Nancy DeMoss Wolgemuth

Nancy DeMoss Wolgemuth

Nancy DeMoss Wolgemuth has touched the lives of millions of women through Revive Our Hearts and the True Woman movement, calling them to heart revival and biblical womanhood. Her love for Christ and His Word is infectious, and permeates her online outreaches, conference messages, books, and two daily nationally syndicated radio programs—Revive Our Hearts and Seeking Him.
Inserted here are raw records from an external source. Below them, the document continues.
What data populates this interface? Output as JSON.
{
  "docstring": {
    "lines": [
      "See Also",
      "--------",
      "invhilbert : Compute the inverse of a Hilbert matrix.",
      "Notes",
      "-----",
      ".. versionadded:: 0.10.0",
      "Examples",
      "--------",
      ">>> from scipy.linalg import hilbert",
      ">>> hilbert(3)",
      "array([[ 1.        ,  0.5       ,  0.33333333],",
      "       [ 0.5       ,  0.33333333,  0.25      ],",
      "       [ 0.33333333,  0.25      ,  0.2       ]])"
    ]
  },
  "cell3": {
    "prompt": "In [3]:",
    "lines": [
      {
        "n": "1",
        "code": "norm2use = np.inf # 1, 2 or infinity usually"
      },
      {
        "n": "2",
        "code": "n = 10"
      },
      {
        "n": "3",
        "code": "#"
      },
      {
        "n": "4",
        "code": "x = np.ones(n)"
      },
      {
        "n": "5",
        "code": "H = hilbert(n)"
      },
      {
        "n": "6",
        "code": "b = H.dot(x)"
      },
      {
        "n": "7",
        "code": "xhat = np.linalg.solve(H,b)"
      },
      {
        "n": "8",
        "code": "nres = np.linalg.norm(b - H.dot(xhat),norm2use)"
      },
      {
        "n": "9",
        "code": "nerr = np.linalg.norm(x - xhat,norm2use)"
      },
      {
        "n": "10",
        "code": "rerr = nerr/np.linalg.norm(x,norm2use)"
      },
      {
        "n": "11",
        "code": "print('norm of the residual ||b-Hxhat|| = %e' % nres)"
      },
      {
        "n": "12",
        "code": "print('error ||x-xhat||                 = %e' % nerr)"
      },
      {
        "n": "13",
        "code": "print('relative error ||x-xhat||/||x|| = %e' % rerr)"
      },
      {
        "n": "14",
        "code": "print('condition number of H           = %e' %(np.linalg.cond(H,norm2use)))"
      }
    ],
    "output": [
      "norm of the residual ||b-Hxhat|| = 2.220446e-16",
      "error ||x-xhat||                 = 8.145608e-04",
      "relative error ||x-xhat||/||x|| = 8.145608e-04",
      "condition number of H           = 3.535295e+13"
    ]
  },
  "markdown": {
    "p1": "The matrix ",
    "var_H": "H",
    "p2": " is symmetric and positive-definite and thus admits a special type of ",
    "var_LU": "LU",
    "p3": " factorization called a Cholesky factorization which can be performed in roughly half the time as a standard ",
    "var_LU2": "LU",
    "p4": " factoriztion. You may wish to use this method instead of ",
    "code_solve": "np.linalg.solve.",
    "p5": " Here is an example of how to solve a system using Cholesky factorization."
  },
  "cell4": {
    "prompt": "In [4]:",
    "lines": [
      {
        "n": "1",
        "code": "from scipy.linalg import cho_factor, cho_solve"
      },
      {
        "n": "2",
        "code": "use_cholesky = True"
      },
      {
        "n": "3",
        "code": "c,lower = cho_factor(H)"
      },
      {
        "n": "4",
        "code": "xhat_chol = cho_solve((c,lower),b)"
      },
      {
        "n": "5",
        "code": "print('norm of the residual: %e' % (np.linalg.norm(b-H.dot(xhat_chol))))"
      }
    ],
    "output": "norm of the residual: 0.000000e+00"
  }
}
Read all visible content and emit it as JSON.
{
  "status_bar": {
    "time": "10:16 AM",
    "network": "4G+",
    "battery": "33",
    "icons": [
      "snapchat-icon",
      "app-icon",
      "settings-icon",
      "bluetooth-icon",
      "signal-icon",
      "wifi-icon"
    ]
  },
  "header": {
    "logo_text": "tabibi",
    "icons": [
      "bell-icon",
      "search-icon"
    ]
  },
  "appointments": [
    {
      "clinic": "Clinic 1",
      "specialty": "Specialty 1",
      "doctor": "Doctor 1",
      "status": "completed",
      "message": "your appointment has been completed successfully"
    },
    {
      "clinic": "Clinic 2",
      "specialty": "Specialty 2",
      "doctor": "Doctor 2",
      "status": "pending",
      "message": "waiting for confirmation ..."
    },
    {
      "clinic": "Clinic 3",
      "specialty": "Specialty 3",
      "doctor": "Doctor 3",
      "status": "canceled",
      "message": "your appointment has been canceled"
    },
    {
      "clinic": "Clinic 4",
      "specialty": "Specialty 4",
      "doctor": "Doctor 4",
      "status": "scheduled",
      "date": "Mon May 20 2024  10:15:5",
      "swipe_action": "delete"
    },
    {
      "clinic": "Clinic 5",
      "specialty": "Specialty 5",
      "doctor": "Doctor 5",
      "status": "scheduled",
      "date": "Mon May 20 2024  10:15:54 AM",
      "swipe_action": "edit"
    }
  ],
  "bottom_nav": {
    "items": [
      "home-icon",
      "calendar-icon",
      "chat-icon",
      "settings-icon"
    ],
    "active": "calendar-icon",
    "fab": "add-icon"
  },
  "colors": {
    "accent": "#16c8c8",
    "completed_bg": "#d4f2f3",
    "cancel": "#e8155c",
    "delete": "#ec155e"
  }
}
She has authored twenty-two books, including Lies Women Believe and the Truth That Sets Them Free, Seeking Him (coauthored), Adorned: Living Out the Beauty of the Gospel Together, and You Can Trust God to Write Your Story (coauthored with her husband). Her books have sold more than five million copies and are reaching the hearts of women around the world. Nancy and her husband, Robert, live in Michigan.